Exercise prompt:
Locate all lines in the data below that hold "this" and show them.

***** Input material

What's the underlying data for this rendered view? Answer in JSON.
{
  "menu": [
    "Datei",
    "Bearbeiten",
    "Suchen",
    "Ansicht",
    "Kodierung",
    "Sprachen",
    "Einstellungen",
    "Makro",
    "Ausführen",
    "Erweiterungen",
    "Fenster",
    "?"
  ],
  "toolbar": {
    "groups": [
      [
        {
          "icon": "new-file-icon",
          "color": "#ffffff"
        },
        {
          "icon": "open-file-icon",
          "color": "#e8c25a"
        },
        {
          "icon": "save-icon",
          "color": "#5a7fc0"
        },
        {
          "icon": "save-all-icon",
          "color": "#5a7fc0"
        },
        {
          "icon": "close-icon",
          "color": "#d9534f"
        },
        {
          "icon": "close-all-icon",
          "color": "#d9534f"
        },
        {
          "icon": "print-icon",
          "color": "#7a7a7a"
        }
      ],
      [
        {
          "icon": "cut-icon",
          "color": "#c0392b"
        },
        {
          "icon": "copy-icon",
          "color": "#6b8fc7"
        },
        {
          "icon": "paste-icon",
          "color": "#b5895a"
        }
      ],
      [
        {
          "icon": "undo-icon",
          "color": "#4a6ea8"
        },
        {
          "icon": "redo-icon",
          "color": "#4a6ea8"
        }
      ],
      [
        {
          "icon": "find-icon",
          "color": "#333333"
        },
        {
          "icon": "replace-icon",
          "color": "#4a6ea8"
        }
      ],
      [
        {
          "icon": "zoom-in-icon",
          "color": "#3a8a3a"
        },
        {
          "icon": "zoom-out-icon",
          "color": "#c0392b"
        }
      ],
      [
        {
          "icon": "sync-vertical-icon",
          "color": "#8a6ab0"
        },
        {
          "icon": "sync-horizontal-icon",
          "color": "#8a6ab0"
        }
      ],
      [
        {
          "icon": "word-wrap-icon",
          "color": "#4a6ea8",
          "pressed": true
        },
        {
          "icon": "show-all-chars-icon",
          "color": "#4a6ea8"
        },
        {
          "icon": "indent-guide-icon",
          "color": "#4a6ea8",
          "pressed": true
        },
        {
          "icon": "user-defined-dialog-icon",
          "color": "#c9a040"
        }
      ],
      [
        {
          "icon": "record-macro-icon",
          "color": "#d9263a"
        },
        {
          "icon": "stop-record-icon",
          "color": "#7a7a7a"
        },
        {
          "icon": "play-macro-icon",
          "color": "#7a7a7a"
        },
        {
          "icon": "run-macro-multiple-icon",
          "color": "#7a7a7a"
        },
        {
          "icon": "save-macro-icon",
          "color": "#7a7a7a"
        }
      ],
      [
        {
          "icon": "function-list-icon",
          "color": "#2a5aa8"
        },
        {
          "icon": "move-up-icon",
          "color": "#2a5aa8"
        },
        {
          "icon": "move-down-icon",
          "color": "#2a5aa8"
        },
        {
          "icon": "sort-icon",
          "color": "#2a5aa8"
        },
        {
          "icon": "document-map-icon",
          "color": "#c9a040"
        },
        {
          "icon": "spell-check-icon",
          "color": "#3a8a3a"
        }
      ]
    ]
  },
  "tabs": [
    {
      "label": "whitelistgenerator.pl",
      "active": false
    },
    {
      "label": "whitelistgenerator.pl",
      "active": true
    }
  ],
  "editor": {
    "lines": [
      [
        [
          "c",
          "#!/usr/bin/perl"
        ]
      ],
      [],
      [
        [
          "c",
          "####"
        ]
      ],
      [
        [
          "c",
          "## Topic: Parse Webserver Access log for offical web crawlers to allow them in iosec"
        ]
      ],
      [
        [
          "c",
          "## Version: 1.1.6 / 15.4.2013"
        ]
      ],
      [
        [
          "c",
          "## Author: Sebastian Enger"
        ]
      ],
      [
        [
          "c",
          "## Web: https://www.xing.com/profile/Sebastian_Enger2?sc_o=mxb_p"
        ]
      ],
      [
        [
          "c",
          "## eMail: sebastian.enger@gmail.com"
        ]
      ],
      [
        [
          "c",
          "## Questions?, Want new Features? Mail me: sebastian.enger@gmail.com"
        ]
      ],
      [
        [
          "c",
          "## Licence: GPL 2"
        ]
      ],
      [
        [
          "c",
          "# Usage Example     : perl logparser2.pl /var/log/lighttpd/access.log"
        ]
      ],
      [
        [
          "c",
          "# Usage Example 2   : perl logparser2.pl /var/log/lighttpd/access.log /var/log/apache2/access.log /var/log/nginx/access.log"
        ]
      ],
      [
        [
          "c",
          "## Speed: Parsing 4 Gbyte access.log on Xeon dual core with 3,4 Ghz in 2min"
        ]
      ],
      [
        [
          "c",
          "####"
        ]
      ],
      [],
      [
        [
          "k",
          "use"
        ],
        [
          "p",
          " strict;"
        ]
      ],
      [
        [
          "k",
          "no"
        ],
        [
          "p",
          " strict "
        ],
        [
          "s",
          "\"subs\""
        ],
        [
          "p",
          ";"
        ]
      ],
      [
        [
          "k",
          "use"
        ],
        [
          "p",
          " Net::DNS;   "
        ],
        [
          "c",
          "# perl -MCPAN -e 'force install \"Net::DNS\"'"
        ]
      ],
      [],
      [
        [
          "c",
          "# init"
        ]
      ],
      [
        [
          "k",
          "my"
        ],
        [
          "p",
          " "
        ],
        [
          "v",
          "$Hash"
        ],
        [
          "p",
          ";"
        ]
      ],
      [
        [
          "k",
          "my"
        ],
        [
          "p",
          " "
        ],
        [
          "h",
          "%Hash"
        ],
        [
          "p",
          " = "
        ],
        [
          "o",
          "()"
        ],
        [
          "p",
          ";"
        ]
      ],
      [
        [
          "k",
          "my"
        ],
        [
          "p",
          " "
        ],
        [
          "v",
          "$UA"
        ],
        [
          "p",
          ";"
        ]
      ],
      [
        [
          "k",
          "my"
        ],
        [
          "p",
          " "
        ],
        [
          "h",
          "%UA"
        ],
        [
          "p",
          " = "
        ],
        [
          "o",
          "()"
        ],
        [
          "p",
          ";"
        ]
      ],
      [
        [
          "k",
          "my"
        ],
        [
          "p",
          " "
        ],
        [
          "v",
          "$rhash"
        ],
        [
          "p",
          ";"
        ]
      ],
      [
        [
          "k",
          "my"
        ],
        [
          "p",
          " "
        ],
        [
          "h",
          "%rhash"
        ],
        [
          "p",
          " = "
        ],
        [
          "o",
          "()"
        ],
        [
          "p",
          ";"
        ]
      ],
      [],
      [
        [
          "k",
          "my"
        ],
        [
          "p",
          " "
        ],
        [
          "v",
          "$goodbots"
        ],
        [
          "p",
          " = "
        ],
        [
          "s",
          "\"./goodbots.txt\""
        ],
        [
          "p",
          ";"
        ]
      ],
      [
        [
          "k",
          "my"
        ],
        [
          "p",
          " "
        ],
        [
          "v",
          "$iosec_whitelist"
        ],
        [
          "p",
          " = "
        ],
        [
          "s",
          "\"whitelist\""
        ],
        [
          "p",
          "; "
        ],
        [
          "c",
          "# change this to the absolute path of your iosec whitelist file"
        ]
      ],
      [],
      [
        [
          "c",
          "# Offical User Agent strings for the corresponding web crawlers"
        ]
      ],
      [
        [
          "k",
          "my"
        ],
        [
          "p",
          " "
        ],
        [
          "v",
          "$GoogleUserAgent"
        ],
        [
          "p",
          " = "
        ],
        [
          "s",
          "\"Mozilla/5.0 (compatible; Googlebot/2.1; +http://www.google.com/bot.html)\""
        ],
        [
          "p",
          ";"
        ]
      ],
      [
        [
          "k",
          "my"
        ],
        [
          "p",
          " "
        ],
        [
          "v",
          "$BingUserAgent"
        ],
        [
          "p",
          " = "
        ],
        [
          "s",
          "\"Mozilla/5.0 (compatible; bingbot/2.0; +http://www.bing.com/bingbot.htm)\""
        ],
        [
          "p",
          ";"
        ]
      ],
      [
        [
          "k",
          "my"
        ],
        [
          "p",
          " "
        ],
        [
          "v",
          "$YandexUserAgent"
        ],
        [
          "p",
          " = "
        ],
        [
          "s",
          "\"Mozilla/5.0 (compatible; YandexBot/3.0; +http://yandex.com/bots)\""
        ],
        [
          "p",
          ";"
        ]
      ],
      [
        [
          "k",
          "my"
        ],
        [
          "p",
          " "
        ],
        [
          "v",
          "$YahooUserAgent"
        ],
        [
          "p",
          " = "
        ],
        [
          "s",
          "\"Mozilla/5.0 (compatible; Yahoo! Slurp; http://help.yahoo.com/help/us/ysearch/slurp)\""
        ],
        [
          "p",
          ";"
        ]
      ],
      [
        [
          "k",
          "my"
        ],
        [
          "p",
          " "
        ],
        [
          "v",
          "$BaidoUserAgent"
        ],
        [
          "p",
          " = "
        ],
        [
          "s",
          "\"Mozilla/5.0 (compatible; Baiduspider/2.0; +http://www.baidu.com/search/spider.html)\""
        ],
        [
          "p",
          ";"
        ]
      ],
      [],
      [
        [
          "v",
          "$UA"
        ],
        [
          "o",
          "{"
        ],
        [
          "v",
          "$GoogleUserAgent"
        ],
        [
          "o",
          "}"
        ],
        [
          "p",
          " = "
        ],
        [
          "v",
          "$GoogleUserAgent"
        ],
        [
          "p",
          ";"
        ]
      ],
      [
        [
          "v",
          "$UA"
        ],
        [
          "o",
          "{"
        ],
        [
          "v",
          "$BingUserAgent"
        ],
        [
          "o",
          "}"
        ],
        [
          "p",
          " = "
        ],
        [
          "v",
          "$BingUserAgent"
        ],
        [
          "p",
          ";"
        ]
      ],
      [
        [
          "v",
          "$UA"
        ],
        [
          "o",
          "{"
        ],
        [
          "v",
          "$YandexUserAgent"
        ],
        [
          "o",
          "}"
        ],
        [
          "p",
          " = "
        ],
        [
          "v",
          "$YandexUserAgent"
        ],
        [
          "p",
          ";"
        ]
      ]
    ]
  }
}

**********

Exercise result:
What's the underlying data for this rendered view? Answer in JSON.
          "# change this to the absolute path of your iosec whitelist file"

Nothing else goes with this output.